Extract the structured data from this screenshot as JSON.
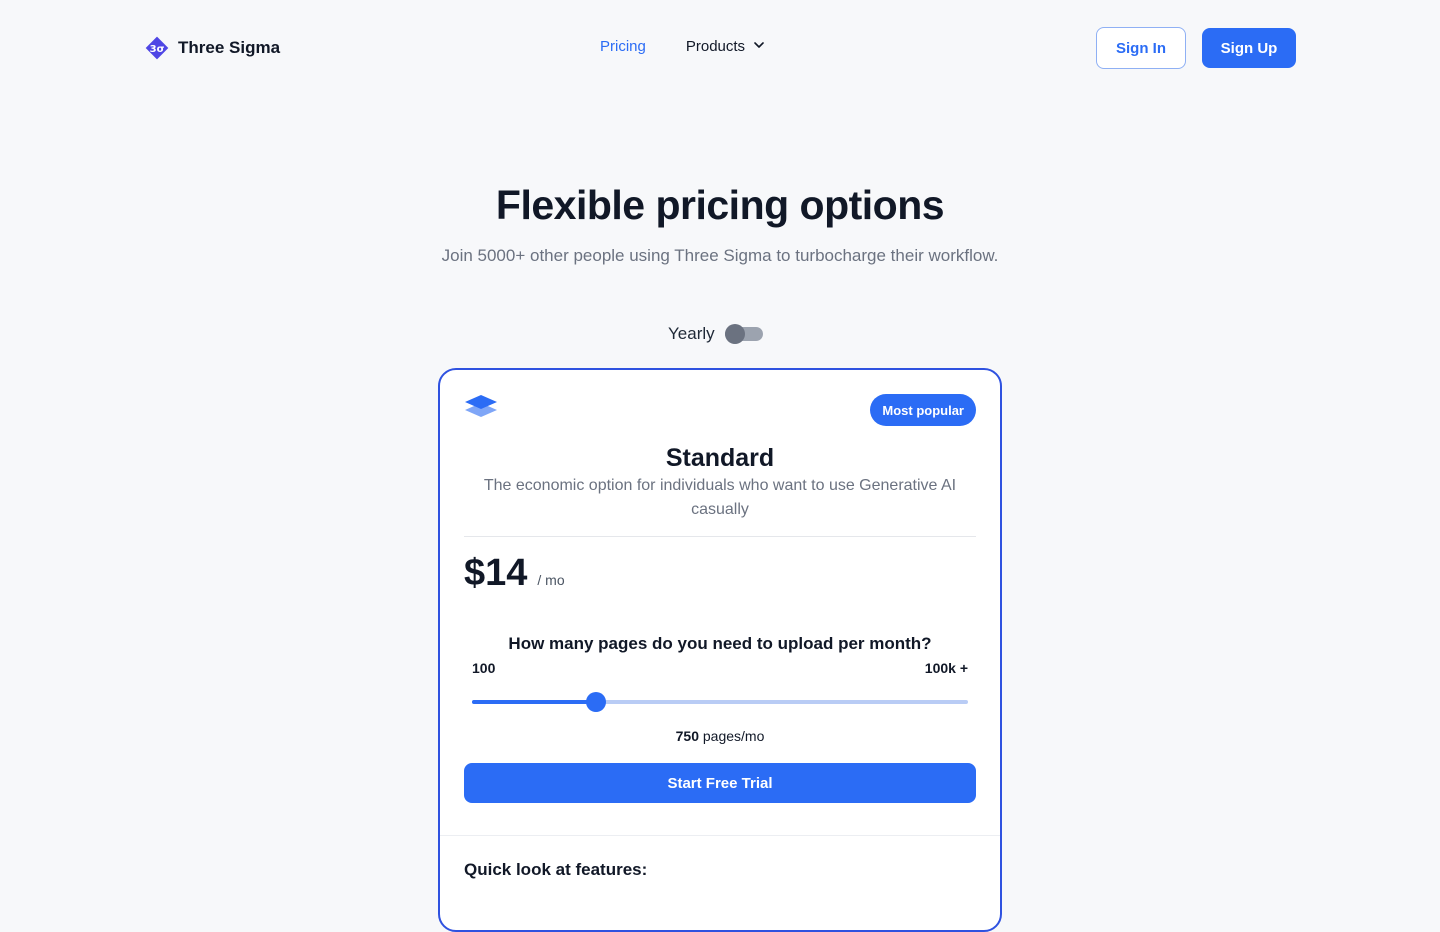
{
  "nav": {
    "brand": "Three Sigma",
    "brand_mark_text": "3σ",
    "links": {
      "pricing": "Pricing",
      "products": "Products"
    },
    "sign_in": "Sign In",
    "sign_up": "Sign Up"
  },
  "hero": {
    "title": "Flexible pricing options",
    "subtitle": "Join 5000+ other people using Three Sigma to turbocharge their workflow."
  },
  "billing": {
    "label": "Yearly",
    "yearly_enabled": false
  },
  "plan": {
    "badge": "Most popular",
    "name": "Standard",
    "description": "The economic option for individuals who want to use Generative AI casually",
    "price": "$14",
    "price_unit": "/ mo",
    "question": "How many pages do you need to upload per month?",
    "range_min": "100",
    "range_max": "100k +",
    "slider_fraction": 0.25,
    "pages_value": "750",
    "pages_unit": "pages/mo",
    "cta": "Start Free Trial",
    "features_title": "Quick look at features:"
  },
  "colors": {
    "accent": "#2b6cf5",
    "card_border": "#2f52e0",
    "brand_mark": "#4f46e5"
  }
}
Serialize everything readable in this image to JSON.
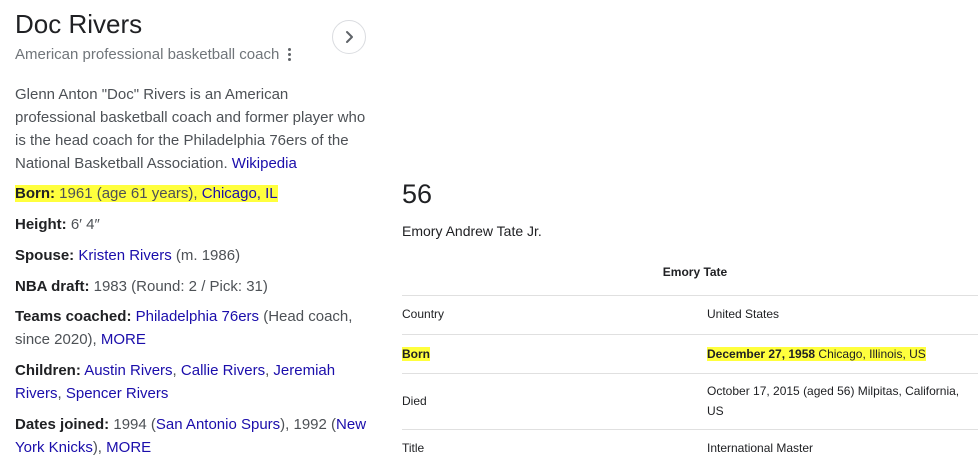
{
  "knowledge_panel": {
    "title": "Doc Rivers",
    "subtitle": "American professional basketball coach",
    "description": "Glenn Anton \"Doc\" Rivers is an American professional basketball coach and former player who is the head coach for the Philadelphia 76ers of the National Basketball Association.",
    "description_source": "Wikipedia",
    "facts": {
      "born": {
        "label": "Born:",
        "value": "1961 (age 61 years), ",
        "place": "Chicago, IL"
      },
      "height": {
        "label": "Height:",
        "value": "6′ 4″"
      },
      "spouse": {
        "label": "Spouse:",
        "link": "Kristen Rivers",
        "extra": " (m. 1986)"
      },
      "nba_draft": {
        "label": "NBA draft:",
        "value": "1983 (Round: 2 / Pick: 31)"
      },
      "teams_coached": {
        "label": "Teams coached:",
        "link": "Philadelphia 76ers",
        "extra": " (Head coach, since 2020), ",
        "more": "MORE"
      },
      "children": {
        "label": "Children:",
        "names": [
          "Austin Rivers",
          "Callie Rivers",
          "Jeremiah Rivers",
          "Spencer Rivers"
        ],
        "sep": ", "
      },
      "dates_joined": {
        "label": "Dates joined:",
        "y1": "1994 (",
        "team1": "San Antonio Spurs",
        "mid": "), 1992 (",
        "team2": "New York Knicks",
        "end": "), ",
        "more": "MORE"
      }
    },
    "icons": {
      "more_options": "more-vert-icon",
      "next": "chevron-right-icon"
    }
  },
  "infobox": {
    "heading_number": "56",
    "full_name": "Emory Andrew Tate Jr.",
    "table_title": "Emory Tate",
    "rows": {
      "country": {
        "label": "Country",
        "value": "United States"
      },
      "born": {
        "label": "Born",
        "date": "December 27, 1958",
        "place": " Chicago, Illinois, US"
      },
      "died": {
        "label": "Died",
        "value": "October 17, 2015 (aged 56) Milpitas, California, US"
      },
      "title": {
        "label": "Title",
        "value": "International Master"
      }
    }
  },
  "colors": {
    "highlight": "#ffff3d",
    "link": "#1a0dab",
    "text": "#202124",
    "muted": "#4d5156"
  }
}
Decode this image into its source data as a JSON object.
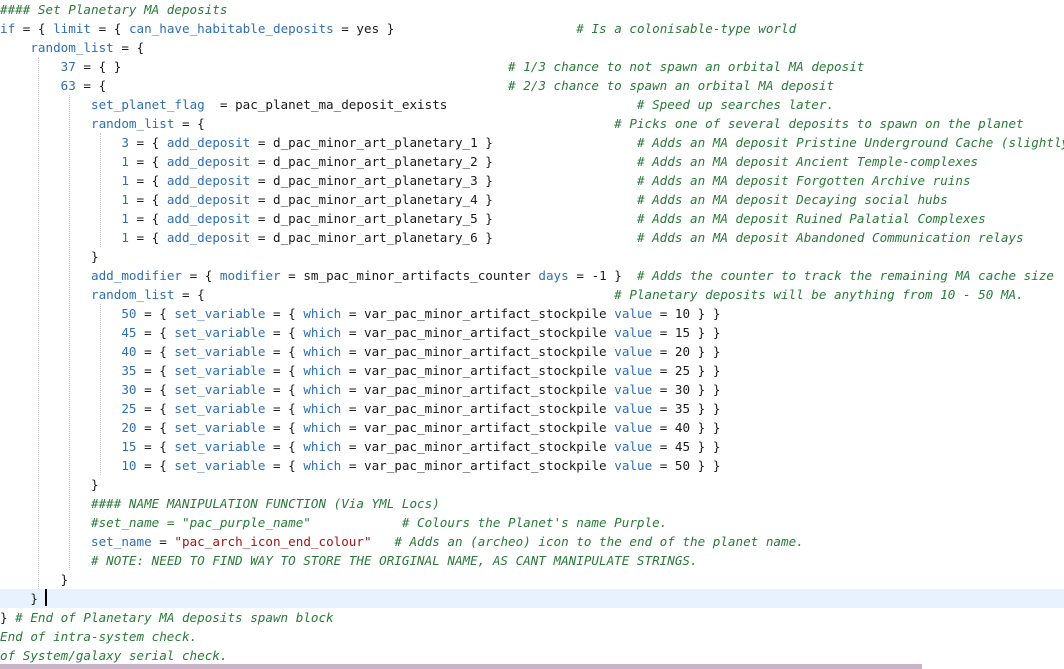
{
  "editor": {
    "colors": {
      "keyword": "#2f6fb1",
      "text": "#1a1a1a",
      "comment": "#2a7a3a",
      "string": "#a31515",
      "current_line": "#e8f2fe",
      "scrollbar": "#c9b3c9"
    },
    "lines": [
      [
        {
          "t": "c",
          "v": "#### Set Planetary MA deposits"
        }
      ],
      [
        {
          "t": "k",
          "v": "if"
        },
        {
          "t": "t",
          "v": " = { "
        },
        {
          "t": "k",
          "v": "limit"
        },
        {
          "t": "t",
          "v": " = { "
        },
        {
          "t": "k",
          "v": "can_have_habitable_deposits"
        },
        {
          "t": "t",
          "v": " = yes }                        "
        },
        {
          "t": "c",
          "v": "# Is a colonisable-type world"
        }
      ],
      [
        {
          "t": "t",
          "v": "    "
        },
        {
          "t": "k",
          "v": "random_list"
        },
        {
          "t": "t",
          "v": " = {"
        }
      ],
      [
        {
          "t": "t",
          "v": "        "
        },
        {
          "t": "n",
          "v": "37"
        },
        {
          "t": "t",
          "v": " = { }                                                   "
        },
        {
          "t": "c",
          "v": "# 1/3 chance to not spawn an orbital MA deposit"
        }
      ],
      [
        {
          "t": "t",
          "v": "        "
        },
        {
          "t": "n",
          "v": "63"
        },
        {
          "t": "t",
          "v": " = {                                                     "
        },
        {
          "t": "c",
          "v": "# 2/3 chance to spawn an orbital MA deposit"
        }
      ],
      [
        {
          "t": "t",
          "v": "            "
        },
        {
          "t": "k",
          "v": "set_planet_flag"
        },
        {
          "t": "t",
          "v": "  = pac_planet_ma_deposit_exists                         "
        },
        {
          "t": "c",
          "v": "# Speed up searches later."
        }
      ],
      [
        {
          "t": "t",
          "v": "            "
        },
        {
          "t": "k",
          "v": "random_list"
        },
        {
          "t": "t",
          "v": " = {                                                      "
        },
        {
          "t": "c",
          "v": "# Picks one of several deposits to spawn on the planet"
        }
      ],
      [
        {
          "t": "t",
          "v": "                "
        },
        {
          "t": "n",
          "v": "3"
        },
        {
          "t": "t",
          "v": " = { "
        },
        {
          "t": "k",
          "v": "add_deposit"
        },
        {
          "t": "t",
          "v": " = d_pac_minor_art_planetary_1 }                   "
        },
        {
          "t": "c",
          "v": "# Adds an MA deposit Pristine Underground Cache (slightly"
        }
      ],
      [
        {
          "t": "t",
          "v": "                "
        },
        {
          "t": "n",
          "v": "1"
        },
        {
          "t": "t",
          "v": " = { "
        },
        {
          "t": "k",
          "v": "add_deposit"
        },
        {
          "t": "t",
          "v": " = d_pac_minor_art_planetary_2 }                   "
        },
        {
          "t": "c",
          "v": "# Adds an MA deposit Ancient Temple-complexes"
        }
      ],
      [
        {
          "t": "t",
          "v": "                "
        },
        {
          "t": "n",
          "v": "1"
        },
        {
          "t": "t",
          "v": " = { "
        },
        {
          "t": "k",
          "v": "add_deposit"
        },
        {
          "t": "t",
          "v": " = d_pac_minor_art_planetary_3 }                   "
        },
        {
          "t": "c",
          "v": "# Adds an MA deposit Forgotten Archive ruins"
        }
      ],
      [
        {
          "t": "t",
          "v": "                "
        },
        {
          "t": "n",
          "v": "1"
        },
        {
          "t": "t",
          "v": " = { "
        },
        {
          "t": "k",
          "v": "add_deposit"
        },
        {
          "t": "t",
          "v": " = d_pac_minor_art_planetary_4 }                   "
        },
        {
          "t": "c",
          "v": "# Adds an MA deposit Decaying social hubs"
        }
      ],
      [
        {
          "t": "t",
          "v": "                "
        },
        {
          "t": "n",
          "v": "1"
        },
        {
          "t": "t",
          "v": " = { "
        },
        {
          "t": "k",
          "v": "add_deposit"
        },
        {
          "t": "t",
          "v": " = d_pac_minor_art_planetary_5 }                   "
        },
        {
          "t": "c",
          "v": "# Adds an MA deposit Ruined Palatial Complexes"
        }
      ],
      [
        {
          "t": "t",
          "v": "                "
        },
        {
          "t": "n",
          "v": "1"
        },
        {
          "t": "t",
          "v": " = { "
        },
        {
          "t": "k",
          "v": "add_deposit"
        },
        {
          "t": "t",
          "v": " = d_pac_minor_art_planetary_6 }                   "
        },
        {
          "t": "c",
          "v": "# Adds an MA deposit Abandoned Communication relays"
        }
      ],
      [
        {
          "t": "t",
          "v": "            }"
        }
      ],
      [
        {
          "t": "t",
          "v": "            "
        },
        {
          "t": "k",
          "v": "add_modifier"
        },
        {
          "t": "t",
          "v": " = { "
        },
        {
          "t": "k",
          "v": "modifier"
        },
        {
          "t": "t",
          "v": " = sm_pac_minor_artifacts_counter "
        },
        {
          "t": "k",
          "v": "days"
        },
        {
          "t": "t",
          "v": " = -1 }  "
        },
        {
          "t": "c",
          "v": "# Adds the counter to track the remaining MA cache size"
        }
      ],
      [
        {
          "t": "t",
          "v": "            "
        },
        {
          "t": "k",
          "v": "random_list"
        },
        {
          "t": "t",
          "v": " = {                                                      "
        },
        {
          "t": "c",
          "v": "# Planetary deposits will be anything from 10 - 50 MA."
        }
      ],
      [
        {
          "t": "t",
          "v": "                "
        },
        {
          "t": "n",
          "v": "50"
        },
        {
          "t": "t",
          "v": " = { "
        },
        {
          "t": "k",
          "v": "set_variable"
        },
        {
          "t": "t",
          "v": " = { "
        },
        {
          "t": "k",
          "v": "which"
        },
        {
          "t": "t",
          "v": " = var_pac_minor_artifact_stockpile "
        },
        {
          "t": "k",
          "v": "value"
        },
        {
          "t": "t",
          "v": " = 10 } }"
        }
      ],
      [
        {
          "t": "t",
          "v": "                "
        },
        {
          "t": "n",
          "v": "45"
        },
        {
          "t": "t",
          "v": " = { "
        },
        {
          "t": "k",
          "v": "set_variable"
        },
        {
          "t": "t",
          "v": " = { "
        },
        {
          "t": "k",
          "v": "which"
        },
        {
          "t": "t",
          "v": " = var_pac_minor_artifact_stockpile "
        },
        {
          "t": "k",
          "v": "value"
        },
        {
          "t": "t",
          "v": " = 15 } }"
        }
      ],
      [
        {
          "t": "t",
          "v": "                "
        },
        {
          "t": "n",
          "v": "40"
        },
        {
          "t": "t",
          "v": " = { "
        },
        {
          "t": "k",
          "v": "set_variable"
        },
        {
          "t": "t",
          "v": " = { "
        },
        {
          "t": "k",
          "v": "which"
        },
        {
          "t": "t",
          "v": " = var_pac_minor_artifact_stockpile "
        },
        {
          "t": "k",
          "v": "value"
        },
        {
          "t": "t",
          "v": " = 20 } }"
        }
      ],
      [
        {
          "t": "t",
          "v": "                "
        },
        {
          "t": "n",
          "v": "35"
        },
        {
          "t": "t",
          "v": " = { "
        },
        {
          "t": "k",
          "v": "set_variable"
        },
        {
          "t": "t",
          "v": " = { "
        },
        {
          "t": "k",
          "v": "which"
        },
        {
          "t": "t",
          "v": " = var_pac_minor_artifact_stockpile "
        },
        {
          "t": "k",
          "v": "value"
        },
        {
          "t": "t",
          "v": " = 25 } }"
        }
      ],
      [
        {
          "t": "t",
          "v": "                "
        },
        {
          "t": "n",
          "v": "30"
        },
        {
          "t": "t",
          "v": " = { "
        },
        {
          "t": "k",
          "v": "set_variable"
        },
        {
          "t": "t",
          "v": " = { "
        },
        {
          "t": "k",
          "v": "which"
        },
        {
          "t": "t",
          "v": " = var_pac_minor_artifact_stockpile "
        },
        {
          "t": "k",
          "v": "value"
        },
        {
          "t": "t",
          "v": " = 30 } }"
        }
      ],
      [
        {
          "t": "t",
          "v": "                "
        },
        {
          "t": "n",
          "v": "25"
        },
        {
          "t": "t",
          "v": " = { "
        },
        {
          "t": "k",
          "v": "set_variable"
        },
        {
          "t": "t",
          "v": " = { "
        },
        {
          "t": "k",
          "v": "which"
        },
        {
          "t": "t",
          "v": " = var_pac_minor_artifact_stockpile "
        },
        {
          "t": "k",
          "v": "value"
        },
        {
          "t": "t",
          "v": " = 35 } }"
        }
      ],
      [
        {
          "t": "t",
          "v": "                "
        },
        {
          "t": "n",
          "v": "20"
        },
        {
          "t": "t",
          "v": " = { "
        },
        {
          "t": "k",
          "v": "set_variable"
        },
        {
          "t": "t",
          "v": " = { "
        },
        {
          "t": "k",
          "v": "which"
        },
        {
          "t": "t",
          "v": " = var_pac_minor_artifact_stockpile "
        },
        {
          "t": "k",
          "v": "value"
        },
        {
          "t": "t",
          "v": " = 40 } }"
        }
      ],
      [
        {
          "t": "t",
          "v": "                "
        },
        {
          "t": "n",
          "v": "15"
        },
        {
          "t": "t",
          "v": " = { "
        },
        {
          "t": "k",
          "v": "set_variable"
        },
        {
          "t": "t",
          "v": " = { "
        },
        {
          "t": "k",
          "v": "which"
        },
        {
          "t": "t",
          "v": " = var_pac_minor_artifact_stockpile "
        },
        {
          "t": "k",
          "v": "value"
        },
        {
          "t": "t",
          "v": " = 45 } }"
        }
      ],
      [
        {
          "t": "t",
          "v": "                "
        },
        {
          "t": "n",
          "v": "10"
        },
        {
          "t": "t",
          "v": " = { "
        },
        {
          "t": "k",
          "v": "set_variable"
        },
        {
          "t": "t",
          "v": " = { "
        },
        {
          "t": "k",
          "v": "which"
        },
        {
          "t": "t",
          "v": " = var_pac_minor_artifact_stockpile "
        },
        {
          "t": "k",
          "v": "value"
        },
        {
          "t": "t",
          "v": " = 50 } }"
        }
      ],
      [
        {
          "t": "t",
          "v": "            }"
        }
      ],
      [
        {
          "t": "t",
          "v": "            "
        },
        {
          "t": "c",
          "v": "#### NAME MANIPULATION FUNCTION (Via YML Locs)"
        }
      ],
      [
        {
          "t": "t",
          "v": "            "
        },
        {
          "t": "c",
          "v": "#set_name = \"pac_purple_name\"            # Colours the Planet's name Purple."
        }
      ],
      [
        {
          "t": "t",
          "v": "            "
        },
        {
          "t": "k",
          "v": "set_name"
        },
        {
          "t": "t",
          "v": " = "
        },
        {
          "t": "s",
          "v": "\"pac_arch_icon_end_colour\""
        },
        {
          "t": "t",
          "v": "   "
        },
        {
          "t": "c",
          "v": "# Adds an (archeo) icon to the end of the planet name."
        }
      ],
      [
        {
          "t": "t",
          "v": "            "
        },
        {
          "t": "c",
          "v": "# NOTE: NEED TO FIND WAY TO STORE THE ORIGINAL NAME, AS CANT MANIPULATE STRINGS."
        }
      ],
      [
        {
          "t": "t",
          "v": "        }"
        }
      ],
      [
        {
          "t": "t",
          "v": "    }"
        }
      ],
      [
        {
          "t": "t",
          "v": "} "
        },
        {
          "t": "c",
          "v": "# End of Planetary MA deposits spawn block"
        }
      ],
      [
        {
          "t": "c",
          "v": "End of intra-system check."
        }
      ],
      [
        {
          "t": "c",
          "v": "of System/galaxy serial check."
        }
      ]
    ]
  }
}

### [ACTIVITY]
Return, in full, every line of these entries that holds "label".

### [YOUR SOLUTION]
    "label": "Yearly",
        "label": "Born:",
        "label": "Height:",
        "label": "Spouse:",
        "label": "NBA draft:",
        "label": "Teams coached:",
        "label": "Children:",
        "label": "Dates joined:",
        "label": "Country",
        "label": "Born",
        "label": "Died",
        "label": "Title",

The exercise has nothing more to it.